As I was out and about today I stopped in the Dollar Store for a couple of things. As I was walking by the Xmas decorations, amidst all the bows, tinsel, and garland, I noticed…pickle ornaments. I wondered, what was up with the vegetable shaped ornaments? Sure there were other tree hangers of stuff you would not expect to see hanging on a tree in December but the package said, “Xmas Pickle”, so I had to check it out.


Turns out there is quite a story behind the Xmas pickle, some of which may be true, some of which may be bovine fecal matter. But it turns out to be quite entertaining.

The tradition goes, so they say, that when the Xmas tree is decorated on Xmas eve, the last ornament to go on is the Xmas pickle. The parents hide the pickle…(I know. When I first heard the term “hide the pickle” I immediately thought it was either a Penn State hazing tradition or a new addition to the catholic mass right after the crackers and wine…Ahem…let’s move on shall we?)…where was I? Oh yes, the parents hide the pickle in the tree and tradition has it that the first kid who finds the pickle on Xmas morning gets an extra special treat…piece of candy, extra present, that sort of thing.

Up until this day I had never heard of such a thing as the Xmas pickle so naturally I had to check it out. Here is what I found…

Half the Internet claims the legend of the Xmas pickle to be nothing more than a fabrication with no basis in fact. Pickle ornaments just started showing up on store shelves a few years ago and the legend was born somewheres. I don’t much care for that. It makes for boring blog fodder so I kept looking. (The other half of the internet is all porn and if you mention the word pickle everyone just giggles). As it is there are two primary stories out there about the origins of the Xmas pickle.

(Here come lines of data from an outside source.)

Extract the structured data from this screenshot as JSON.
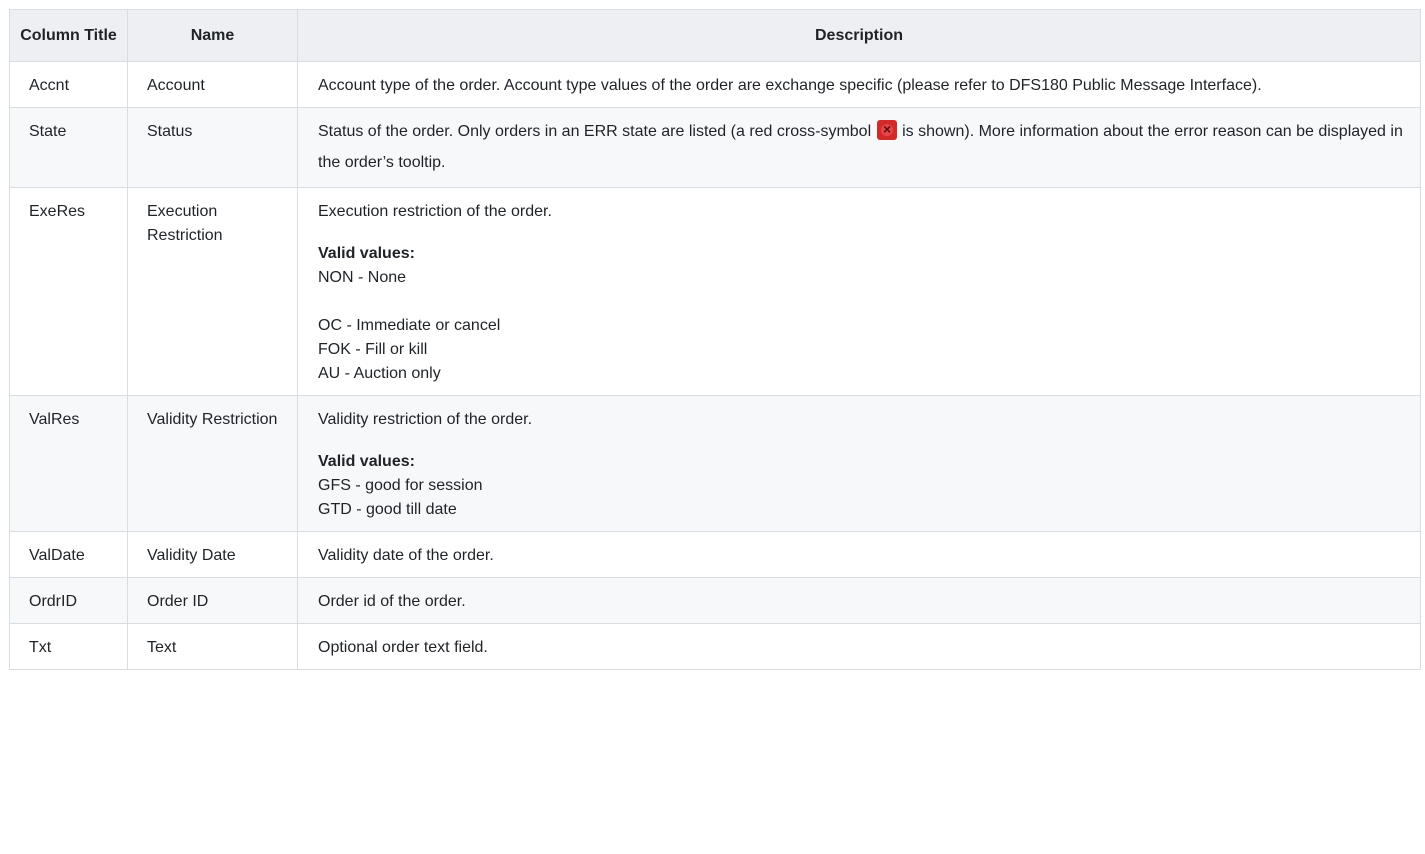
{
  "table": {
    "headers": {
      "column_title": "Column Title",
      "name": "Name",
      "description": "Description"
    },
    "rows": [
      {
        "column_title": "Accnt",
        "name": "Account",
        "description": "Account type of the order. Account type values of the order are exchange specific (please refer to DFS180 Public Message Interface)."
      },
      {
        "column_title": "State",
        "name": "Status",
        "description_before_icon": "Status of the order. Only orders in an ERR state are listed (a red cross-symbol",
        "icon": "red-cross-error-icon",
        "description_after_icon": "is shown). More information about the error reason can be displayed in the order’s tooltip."
      },
      {
        "column_title": "ExeRes",
        "name": "Execution Restriction",
        "description": "Execution restriction of the order.",
        "valid_label": "Valid values:",
        "values": [
          "NON - None",
          "OC - Immediate or cancel",
          "FOK - Fill or kill",
          "AU - Auction only"
        ]
      },
      {
        "column_title": "ValRes",
        "name": "Validity Restriction",
        "description": "Validity restriction of the order.",
        "valid_label": "Valid values:",
        "values": [
          "GFS - good for session",
          "GTD - good till date"
        ]
      },
      {
        "column_title": "ValDate",
        "name": "Validity Date",
        "description": "Validity date of the order."
      },
      {
        "column_title": "OrdrID",
        "name": "Order ID",
        "description": "Order id of the order."
      },
      {
        "column_title": "Txt",
        "name": "Text",
        "description": "Optional order text field."
      }
    ]
  }
}
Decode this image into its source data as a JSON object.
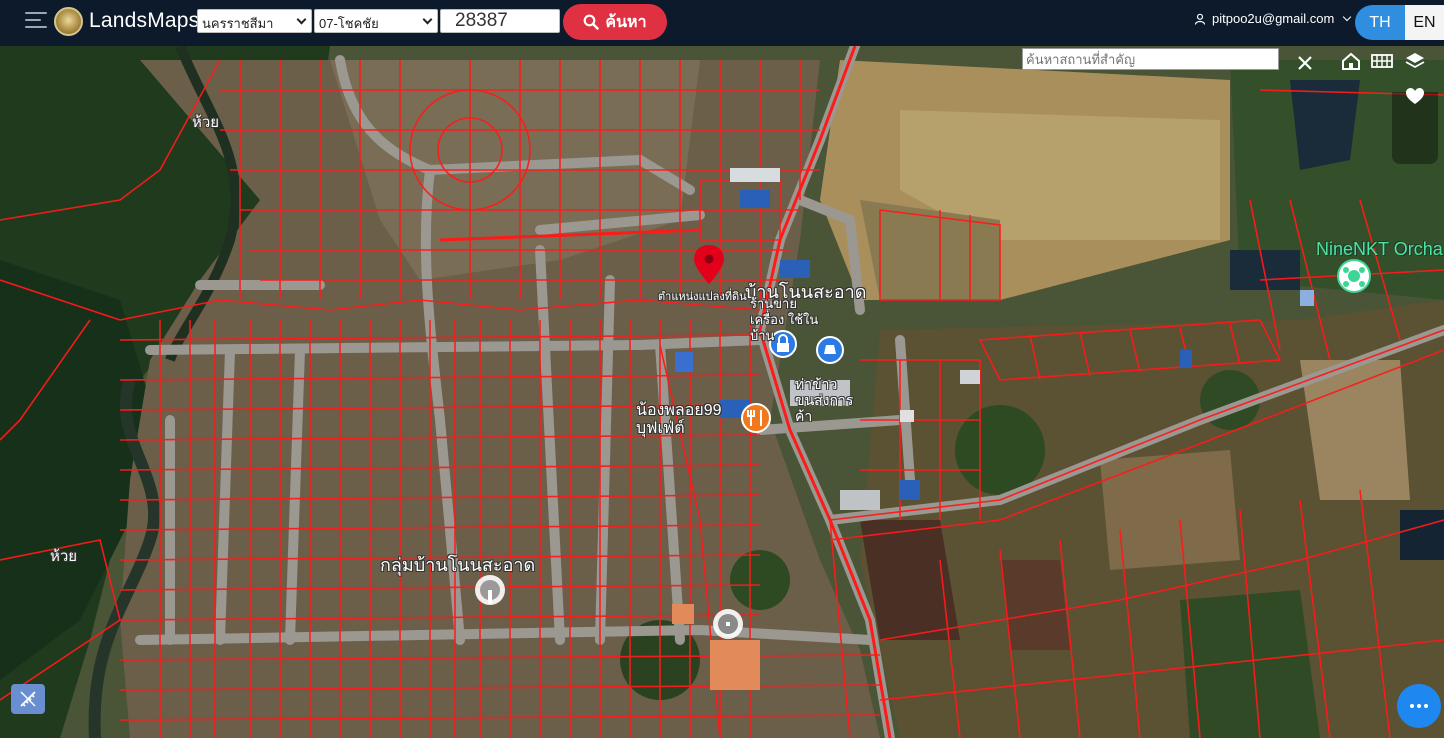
{
  "app": {
    "brand": "LandsMaps"
  },
  "search": {
    "province": "นครราชสีมา",
    "district": "07-โชคชัย",
    "parcel_number": "28387",
    "search_label": "ค้นหา"
  },
  "user": {
    "email": "pitpoo2u@gmail.com"
  },
  "language": {
    "th": "TH",
    "en": "EN"
  },
  "map": {
    "place_search_placeholder": "ค้นหาสถานที่สำคัญ",
    "labels": {
      "parcel_position": "ตำแหน่งแปลงที่ดิน",
      "village": "บ้านโนนสะอาด",
      "shop": "ร้านขายเครื่อง ใช้ในบ้าน",
      "pier": "ท่าข้าว ขนส่งการค้า",
      "restaurant": "น้องพลอย99 บุฟเฟ่ต์",
      "village_group": "กลุ่มบ้านโนนสะอาด",
      "orchard": "NineNKT Orcha",
      "water_1": "ห้วย",
      "water_2": "ห้วย"
    }
  },
  "colors": {
    "topbar": "#0c1a2c",
    "search_button": "#e03142",
    "lang_active": "#2f8ee0",
    "parcel_lines": "#ff1a1a",
    "fab": "#1e88f0"
  }
}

The first is that sometime in the middle ages over in Germany a couple of kids stopped at an inn for the night. For reasons unknown the innkeeper imprisoned them in a pickle barrel, (presumably the innkeeper was catholic….ok I’ll stop now.). While the kids were in the pickle barrel along came St. Nicholas and freed them. Thus the Xmas pickle was born.

The other version is a bit more believable, that is assuming you actually buy into the whole holiday vegetable cult. During the American Civil War, a union solder of German descent, one John Lower, was captured and imprisoned at Andersonville Prison…the Confederate equivalent of Auschwitz. Prisoners were kept in appalling conditions and never given enough to eat. Lower was starving to death and was certain the end was near. He begged a guard for a pickle to eat before he died. Not my personal choice for a last meal but I didn’t make up the story. The guard took pity on Lower and found him a pickle to eat. The pickle, apparently full of more vitamins and nutrients than we give it credit for, along with the guards generosity, so inspired Lower that he survived his captivity and returned home alive. Afterwards he started the tradition of hiding a pickle in the Xmas tree and rewarding the kid who found it with an extra present or gift.

Other versions place the tradition somewheres in Germany and brought over by immigrants to this country. Having grown up in Amish country I have never heard of the Xmas pickle to this day. Go through some of the forums and some people swear they have been doing the Xmas pickle routine for years. Others never heard it. Either way, it looks like a fine little tradition to add to the morning rituals on Dec. 25 th.

How about any of you? Anybody else out there in Fritter land do the Xmas pickle. Let’s hear your version. Add it to the comments below.

Capt. Fritter

If there was ever a holiday tradition that fit in with this blog it would be the Xmas pickle. Besides, I just like saying, “Xmas pickle”.

Xmas pickle